LANSING — New research unveiled Wednesday by Connect Michigan shows that the broadband availability gap in Michigan is shrinking, with 95.39 percent of Michigan residents now having access to fixed broadband speeds of 3 megabits per second download and 768,000 bits per second upload, compared to 93.5 percent last October.
Nonprofit Connect Michigan has been working since 2009 to ensure that Michigan residents have access to the economic, educational, and quality of life benefits derived from increased broadband access, adoption, and use. Part of that work includes maintaining detailed analysis of broadband availability across the state to support broadband planning efforts. Through its Connected program, Connect Michigan is currently working across nine regions to support comprehensive community broadband planning efforts and provide technical assistance.
Among the findings of the new broadband availability research are:
* 92.33 percent of Michigan households can access broadband at advertised speeds of 6 Mbps download/1.5 Mbps upload (excluding mobile and satellite services).
* 91.85 percent of Michigan households can access broadband at speeds of at least 10 Mbps download/1.5 Mbps upload (excluding mobile and satellite services).
* 96.99 percent of rural households in Michigan have access to broadband, representing an increase of approximately 50,000 additional rural households gaining access to fixed broadband service since October 2011.
* 83.01 percent of Michigan households have access to broadband speeds of at least 25 Mbps download.
* Broadband at the basic 768 Kbps/200 Kbps tier is available to 98.21 percent of Michigan households, up from 96.8 percent last October (excluding mobile and satellite services).
* 92.41 percent of Michigan households have the ability to choose broadband service from two or more non-mobile broadband providers.
Michigan has seen a dramatic increase in the availability of broadband at download speeds of 25 Mbps or faster. Increased demand for bandwidth and desire to access more robust online applications by Michigan residents and businesses have led Michigan’s broadband providers to invest in significant infrastructure improvements.
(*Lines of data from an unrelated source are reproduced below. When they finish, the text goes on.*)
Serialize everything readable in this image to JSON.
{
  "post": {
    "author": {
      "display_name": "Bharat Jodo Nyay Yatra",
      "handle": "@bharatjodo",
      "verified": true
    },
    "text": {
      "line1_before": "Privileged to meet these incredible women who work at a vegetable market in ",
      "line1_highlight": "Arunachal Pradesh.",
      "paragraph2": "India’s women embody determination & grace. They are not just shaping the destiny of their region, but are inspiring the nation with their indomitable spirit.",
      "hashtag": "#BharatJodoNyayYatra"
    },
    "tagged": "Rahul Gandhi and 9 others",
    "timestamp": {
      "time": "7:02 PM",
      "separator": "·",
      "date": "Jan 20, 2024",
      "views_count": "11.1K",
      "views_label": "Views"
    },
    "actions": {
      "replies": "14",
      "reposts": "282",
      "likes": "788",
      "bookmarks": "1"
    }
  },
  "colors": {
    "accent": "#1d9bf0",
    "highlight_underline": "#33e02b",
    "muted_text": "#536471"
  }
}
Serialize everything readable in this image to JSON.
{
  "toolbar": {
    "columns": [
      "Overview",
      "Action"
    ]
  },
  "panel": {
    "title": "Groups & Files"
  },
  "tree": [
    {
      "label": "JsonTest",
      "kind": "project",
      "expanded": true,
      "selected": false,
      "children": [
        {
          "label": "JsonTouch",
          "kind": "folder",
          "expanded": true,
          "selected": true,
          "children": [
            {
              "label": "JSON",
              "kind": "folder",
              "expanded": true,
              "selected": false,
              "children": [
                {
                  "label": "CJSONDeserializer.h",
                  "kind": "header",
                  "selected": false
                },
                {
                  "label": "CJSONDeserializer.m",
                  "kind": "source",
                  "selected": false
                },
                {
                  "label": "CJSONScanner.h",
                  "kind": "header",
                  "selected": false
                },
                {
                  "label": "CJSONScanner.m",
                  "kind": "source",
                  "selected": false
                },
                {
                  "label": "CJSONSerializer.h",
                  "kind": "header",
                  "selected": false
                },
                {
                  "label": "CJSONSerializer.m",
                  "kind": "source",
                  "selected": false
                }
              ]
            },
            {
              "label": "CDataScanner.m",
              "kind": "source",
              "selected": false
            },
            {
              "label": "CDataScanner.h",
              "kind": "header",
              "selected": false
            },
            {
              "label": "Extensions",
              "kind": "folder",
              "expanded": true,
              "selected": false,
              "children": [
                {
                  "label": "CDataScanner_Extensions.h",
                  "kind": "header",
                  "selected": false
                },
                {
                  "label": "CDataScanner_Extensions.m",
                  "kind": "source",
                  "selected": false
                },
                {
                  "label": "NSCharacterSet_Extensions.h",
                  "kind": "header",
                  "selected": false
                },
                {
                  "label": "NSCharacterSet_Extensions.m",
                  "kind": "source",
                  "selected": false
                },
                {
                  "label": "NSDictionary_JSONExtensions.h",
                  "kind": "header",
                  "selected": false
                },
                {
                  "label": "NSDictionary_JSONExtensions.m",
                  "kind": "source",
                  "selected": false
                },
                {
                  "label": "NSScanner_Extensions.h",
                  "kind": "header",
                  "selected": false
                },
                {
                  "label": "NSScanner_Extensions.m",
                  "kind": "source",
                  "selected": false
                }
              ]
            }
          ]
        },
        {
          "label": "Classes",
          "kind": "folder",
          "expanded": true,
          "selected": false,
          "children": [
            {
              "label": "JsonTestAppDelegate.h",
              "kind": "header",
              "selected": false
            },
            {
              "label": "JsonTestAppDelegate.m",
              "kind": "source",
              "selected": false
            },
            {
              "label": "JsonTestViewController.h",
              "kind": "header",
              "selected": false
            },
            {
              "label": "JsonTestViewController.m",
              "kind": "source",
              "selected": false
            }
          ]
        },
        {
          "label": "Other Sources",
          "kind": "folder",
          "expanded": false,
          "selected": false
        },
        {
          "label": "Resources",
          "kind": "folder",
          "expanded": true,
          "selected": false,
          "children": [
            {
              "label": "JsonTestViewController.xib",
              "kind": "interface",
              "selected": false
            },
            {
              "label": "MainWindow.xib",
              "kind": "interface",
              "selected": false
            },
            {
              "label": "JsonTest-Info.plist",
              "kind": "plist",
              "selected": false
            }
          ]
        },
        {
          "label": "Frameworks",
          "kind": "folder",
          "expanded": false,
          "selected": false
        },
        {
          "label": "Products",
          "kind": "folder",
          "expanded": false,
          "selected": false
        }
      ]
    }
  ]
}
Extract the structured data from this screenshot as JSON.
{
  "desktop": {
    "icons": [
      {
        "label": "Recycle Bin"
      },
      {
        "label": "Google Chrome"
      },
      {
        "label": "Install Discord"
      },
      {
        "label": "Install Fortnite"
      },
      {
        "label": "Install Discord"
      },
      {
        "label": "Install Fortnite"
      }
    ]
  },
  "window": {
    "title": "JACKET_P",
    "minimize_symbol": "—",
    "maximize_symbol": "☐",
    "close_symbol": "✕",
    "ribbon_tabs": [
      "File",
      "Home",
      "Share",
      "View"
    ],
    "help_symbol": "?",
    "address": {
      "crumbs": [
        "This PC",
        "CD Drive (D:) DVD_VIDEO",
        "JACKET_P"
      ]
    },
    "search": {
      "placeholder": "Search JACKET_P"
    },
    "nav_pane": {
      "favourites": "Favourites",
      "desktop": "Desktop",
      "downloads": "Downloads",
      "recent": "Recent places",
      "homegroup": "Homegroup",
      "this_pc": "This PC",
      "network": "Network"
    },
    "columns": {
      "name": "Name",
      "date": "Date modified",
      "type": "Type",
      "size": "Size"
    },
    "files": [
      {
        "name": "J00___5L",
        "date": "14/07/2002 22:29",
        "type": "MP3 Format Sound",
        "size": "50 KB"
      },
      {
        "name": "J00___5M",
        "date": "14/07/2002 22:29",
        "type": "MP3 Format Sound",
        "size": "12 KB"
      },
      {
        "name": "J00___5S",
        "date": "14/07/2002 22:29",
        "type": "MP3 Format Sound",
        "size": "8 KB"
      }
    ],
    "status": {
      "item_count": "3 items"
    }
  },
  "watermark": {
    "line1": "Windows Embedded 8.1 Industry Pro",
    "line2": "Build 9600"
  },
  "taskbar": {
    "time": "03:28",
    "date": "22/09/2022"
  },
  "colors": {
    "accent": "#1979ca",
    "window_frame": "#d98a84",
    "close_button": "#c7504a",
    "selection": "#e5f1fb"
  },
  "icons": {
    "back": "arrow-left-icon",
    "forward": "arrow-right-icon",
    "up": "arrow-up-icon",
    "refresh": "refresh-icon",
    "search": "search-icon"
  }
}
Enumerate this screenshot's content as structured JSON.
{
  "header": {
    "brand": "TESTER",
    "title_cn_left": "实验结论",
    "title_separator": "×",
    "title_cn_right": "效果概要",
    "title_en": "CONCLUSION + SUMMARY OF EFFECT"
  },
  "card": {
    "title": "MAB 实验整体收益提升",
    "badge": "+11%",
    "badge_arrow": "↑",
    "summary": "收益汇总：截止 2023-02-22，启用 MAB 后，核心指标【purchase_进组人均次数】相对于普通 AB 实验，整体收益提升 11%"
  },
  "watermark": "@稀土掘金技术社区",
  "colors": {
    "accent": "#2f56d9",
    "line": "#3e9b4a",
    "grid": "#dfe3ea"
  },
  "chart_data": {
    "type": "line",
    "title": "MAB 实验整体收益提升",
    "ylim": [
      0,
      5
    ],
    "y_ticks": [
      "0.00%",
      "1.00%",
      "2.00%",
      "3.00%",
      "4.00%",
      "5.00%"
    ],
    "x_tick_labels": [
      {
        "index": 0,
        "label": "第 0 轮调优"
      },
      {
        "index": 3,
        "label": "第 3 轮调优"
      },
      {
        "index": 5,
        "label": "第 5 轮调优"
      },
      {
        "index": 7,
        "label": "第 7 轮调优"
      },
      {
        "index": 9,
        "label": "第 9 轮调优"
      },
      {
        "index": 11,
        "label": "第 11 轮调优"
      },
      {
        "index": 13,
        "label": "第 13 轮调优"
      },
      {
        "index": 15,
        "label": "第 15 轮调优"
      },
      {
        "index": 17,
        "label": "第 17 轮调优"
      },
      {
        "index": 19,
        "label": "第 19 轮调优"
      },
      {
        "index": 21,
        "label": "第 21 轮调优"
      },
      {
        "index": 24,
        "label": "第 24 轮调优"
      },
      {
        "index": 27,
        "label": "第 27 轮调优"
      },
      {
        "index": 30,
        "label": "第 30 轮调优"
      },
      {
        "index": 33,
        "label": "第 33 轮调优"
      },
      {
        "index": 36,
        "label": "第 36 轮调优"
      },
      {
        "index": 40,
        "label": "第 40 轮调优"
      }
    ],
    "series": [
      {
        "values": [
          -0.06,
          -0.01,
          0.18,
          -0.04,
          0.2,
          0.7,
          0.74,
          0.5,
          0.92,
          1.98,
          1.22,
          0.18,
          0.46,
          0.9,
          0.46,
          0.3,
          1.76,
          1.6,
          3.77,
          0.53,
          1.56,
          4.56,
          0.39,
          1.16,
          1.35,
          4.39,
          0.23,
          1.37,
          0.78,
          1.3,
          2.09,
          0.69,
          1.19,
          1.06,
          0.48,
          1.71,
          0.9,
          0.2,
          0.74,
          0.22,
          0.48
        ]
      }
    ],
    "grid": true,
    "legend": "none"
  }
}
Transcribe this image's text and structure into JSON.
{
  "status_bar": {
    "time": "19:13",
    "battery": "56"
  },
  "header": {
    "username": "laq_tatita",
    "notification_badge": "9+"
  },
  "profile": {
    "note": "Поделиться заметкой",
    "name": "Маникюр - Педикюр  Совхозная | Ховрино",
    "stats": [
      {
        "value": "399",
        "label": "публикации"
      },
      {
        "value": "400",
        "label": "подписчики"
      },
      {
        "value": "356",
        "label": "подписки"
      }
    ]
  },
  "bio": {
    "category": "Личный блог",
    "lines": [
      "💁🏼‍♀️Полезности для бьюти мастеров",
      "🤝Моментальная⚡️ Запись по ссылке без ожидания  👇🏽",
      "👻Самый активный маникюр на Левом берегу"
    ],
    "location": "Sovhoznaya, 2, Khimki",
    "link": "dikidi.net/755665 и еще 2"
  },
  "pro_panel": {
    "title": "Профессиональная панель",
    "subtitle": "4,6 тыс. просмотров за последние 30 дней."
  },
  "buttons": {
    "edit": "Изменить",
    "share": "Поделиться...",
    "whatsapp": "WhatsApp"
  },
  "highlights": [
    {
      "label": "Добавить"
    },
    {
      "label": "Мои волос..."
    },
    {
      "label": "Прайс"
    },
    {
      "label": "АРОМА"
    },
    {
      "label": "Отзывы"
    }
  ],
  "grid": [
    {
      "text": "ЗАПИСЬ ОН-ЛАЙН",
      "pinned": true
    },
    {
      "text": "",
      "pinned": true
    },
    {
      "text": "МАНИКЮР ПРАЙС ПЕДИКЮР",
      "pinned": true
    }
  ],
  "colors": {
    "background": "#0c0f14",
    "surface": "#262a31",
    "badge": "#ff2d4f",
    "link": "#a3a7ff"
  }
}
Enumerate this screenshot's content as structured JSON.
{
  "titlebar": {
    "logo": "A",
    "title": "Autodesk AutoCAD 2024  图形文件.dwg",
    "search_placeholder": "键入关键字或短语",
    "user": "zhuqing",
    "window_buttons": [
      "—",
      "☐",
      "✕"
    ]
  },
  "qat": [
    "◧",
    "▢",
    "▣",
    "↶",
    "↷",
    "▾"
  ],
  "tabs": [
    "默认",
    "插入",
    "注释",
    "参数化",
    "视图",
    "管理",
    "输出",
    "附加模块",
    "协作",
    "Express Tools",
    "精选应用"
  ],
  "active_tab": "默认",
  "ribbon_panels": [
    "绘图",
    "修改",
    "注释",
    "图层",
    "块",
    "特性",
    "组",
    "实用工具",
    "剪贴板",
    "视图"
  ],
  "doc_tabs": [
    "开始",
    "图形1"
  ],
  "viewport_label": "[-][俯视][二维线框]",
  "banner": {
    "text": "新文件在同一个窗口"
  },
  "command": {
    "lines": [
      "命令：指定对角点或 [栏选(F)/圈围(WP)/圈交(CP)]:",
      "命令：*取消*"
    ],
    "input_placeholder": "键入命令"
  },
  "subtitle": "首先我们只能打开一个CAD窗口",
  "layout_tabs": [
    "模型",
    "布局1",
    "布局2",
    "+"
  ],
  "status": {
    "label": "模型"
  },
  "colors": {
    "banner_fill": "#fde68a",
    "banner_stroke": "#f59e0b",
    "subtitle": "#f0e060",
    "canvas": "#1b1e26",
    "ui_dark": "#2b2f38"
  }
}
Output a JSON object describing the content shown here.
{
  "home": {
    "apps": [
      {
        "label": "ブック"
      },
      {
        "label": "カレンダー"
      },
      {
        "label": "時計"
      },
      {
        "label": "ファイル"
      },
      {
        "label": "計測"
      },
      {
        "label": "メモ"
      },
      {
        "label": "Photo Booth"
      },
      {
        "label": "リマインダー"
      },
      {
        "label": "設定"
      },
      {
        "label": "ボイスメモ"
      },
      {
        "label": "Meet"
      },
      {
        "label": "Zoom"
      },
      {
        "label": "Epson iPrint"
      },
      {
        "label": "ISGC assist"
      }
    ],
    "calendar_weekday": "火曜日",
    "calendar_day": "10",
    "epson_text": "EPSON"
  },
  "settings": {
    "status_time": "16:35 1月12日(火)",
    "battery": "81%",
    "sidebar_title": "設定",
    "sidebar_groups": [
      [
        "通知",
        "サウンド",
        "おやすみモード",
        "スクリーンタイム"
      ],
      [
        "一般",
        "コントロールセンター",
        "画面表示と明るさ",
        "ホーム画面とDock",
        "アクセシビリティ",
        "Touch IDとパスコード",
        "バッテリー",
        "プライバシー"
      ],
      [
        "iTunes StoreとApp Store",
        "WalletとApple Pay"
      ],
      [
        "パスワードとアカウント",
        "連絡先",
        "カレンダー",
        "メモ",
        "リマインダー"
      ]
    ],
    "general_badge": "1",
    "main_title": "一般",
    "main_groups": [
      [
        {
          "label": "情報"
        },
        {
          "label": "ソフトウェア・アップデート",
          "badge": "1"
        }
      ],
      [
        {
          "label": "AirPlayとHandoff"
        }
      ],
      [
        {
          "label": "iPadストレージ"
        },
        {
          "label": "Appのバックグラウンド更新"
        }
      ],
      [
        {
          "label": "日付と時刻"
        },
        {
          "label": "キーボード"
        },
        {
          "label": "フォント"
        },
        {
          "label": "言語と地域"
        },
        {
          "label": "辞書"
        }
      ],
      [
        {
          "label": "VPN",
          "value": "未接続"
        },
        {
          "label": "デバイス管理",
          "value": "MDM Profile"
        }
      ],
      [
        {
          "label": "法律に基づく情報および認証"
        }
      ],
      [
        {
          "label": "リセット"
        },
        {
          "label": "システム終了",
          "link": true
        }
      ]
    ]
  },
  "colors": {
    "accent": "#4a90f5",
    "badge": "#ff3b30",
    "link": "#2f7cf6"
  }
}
“We are encouraged that the efforts to bridge the broadband access gap are showing clear results,” said Eric Frederick, state program manager for Connect Michigan. “Connect Michigan is working with communities and broadband providers to continue to bring the empowering technology of broadband to the approximately 178,528 Michigan households that remain underserved.”
Last month, Connect Michigan released an innovative new broadband mapping tool called My ConnectView offering unmatched views of Michigan’s technology landscape. Residents and businesses are encouraged to use the interactive map to find area providers and help validate the data. To report that broadband is not available consumers can fill out a broadband inquiry.
Connect Michigan’s research was conducted as part of the State Broadband Initiative grant program for Michigan, funded by the National Telecommunications and Information Administration. The data were gathered in accordance with the requirements of the NTIA. The process begins by contacting all known providers in the state and providing information about the broadband mapping project. Information on broadband service areas is collected from each provider through voluntary participation and is subject to confidentiality protections. Connected Nation strives to maintain a flexible mapping process to be able to collect data from providers in a variety of formats based on providers’ technical capabilities and resources.
As the designated entity for broadband mapping and planning in the state of Michigan, Connect Michigan is a public-private partnership between the Michigan Public Service Commission and Connected Nation to work with local governments, businesses, and citizens in the goal of increasing broadband service in the state’s underserved areas.
For more information about what Connect Michigan is doing to accelerate technology in Michigan’s communities, visit www.connectmi.org.